Expected Level of Attainment
Students are expected to attain a C level (70%) for each student outcome, although most CHEE students exceed that expectation.
Summary and Analysis of Student Outcomes
This section contains data on how we validate that our educational outcomes are met and how student outcomes are tracked. The first section addresses how distributed faculty across the core curriculum identify students are meeting the a-k criteria.
We show that each a-k criteria is evaluated in multiple classes across the curriculum with multiple faculty handling each criteria to ensure no bias dominates the data by having only a few faculty do the evaluation. We also show that there are a variety of different measures spanning across student work where the criteria are evaluated, from homework, to exam grades, pre-class quizzes, laboratory reports, data analyses and others. .
Results of the a-k criteria.
Results of the 2015-2016 assessment are in the tables in the link below:
The ability of students to assess safety and to analyze hazards was evaluated from Fall 2015 through Spring 2016 and the results are summarized in the table in the link below:
Using the feedback from faculty, alumni, graduating seniors and the industrial advisory board, the following changes were made to the undergraduate program, and were documented in our most recent ABET report where we improved instructional methods, or modified the curriculum:
- In 2008-09: ChEE 316 – thermodynamics was removed from the curriculum because it was redundant with Chem 480a and student received enough thermodyanmics, at that time, from the chemistry course.
- In 2009-10: ChEE 201L was added in the sophomore year as Programming in VBA in Excel to replace the ChEE 202 course which had been removed prior to that. This new course took half of the numerical methods from ChEE 202 and engaged students with those topics in the context of ChEE 201, Material and Energy Balances. ChEE 202 became 4 units from 3 units this same year and incorporated the other half of the prior numerical methods course. This shift was made because the senior exit surveys indicated that numerical methods taught out of context were not relevant or interesting.
- In 2009-10: ChEE 450 was shifted from being a biochemistry course to being ChEE 477R, a biotechnology requirement that was more engineering than science. This shift was made to differentiate the course from BIOC 462a offered by chemistry and to place the material in context.
- In 2010-11: ChEE 304, the prior 3 units Unit Operations course in Fall semester of senior year became ChEE 301a, 301b, and 401a, spread among the junior and senior years. This allowed students to perform experiments either in the semester after learning theory or in the semester as they learned it. This immediacy made the hands-on learning more useful to the students and enhanced retention of the theoretical portions of the curriculum.
Based on recent feedback from alumni, we plan on no longer requiring ECE 175 (Programming in C), but will now require freshmen coming in next year to take two one unit AME Matlab courses instead. We will use the remaining extra unit to offer another laboratory that is affiliated with ChEE 413 (Control Theory). Students had complained of the difficulty in scheduling that un-united portion of the course.
Based on recent assessment findings, information literacy needs to be strengthened in the sophomore core courses.
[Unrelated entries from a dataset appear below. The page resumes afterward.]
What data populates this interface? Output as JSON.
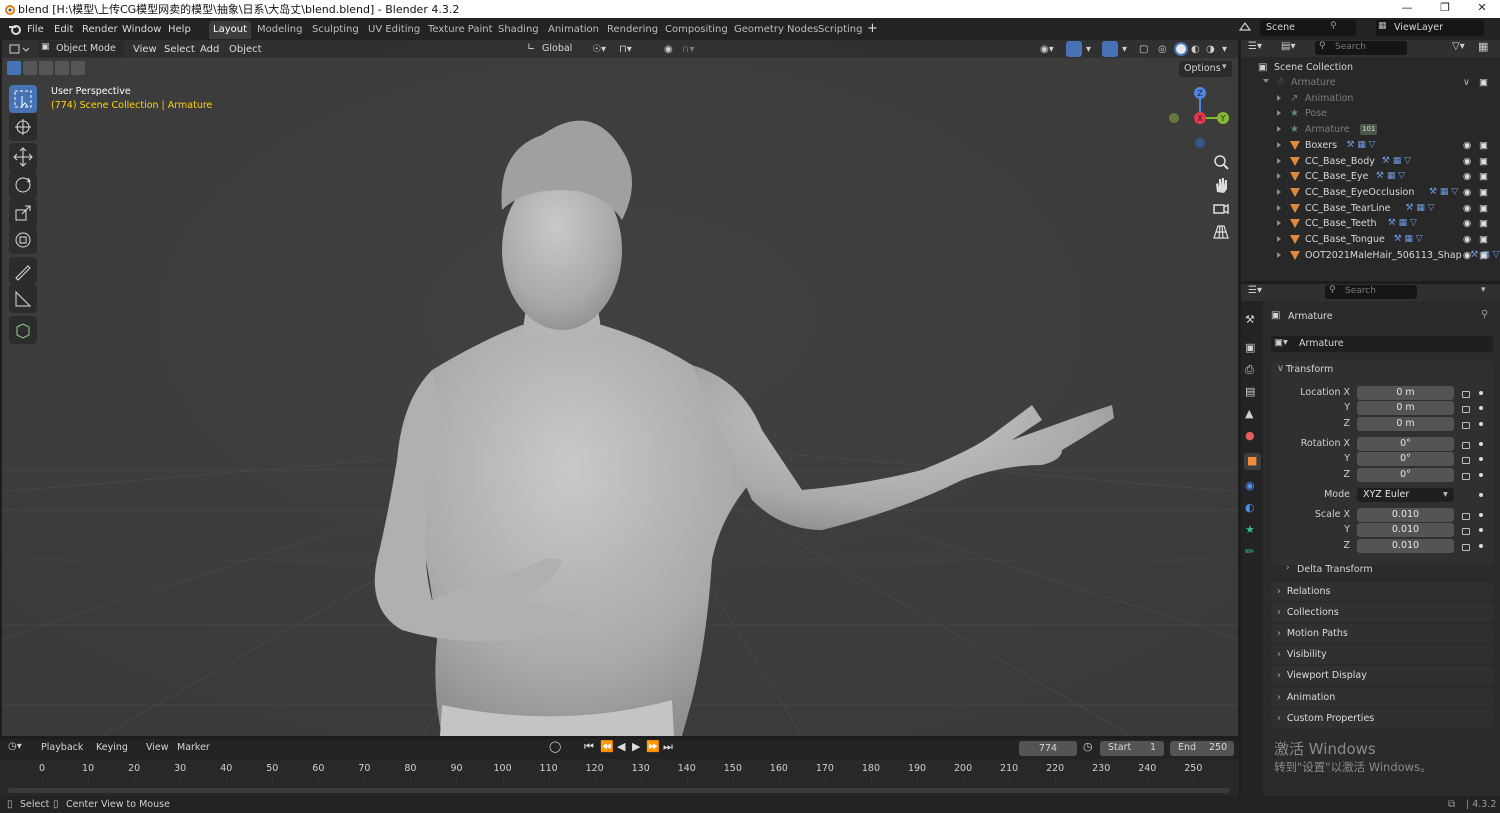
{
  "titlebar": {
    "title": "blend [H:\\模型\\上传CG模型网卖的模型\\抽象\\日系\\大岛丈\\blend.blend] - Blender 4.3.2"
  },
  "menubar": {
    "items": [
      "File",
      "Edit",
      "Render",
      "Window",
      "Help"
    ]
  },
  "workspaces": [
    "Layout",
    "Modeling",
    "Sculpting",
    "UV Editing",
    "Texture Paint",
    "Shading",
    "Animation",
    "Rendering",
    "Compositing",
    "Geometry Nodes",
    "Scripting"
  ],
  "active_workspace": "Layout",
  "scene": {
    "name": "Scene",
    "view_layer": "ViewLayer"
  },
  "viewport": {
    "mode": "Object Mode",
    "menus": [
      "View",
      "Select",
      "Add",
      "Object"
    ],
    "orientation": "Global",
    "options_label": "Options",
    "overlay_title": "User Perspective",
    "overlay_sub": "(774) Scene Collection | Armature",
    "gizmo": {
      "x": "X",
      "y": "Y",
      "z": "Z"
    }
  },
  "outliner": {
    "search_placeholder": "Search",
    "root": "Scene Collection",
    "items": [
      {
        "name": "Armature",
        "level": 1,
        "kind": "armature",
        "dim": true
      },
      {
        "name": "Animation",
        "level": 2,
        "kind": "action",
        "dim": true
      },
      {
        "name": "Pose",
        "level": 2,
        "kind": "pose",
        "dim": true
      },
      {
        "name": "Armature",
        "level": 2,
        "kind": "armdata",
        "dim": true,
        "badge": "101"
      },
      {
        "name": "Boxers",
        "level": 2,
        "kind": "mesh",
        "dim": false
      },
      {
        "name": "CC_Base_Body",
        "level": 2,
        "kind": "mesh",
        "dim": false
      },
      {
        "name": "CC_Base_Eye",
        "level": 2,
        "kind": "mesh",
        "dim": false
      },
      {
        "name": "CC_Base_EyeOcclusion",
        "level": 2,
        "kind": "mesh",
        "dim": false
      },
      {
        "name": "CC_Base_TearLine",
        "level": 2,
        "kind": "mesh",
        "dim": false
      },
      {
        "name": "CC_Base_Teeth",
        "level": 2,
        "kind": "mesh",
        "dim": false
      },
      {
        "name": "CC_Base_Tongue",
        "level": 2,
        "kind": "mesh",
        "dim": false
      },
      {
        "name": "OOT2021MaleHair_506113_Shap",
        "level": 2,
        "kind": "mesh",
        "dim": false
      }
    ]
  },
  "properties": {
    "search_placeholder": "Search",
    "object_name": "Armature",
    "datablock_name": "Armature",
    "transform_label": "Transform",
    "location": {
      "label": "Location X",
      "x": "0 m",
      "y": "0 m",
      "z": "0 m"
    },
    "rotation": {
      "label": "Rotation X",
      "x": "0°",
      "y": "0°",
      "z": "0°"
    },
    "mode_label": "Mode",
    "mode_value": "XYZ Euler",
    "scale": {
      "label": "Scale X",
      "x": "0.010",
      "y": "0.010",
      "z": "0.010"
    },
    "axis_y": "Y",
    "axis_z": "Z",
    "delta_transform": "Delta Transform",
    "panels": [
      "Relations",
      "Collections",
      "Motion Paths",
      "Visibility",
      "Viewport Display",
      "Animation",
      "Custom Properties"
    ]
  },
  "activation": {
    "line1": "激活 Windows",
    "line2": "转到\"设置\"以激活 Windows。"
  },
  "timeline": {
    "menus": [
      "Playback",
      "Keying",
      "View",
      "Marker"
    ],
    "current_frame": "774",
    "start_label": "Start",
    "start": "1",
    "end_label": "End",
    "end": "250",
    "ticks": [
      "0",
      "10",
      "20",
      "30",
      "40",
      "50",
      "60",
      "70",
      "80",
      "90",
      "100",
      "110",
      "120",
      "130",
      "140",
      "150",
      "160",
      "170",
      "180",
      "190",
      "200",
      "210",
      "220",
      "230",
      "240",
      "250"
    ]
  },
  "statusbar": {
    "select": "Select",
    "center_view": "Center View to Mouse",
    "version": "4.3.2"
  },
  "colors": {
    "accent": "#4772b3",
    "active_text": "#ffd500",
    "header_bg": "#303030",
    "viewport_bg": "#3d3d3d",
    "mesh_icon": "#e0883b"
  }
}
We also need to find out why 30% students are not passing certain assignments in CHEE203.
Other important changes that have also happened in the last seven years are listed below:
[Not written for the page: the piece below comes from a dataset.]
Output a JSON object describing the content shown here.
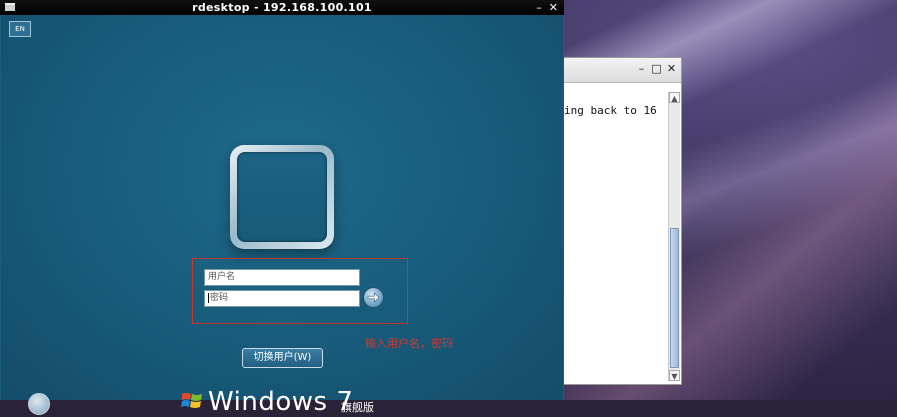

- We now offer an accelerated MS degree in both chemical and environmental engineering
- We have begun offering our degree to Intel employees through Outreach
- We have developed fully articulated 2+2 programs with Shanghai Jiaotong University and Fudan University in China where students complete 2 years of environmental engineering there and then take our entire core classes in two years at UA before receiving BS degrees in environmental engineering from their home institution and chemical engineering from UA.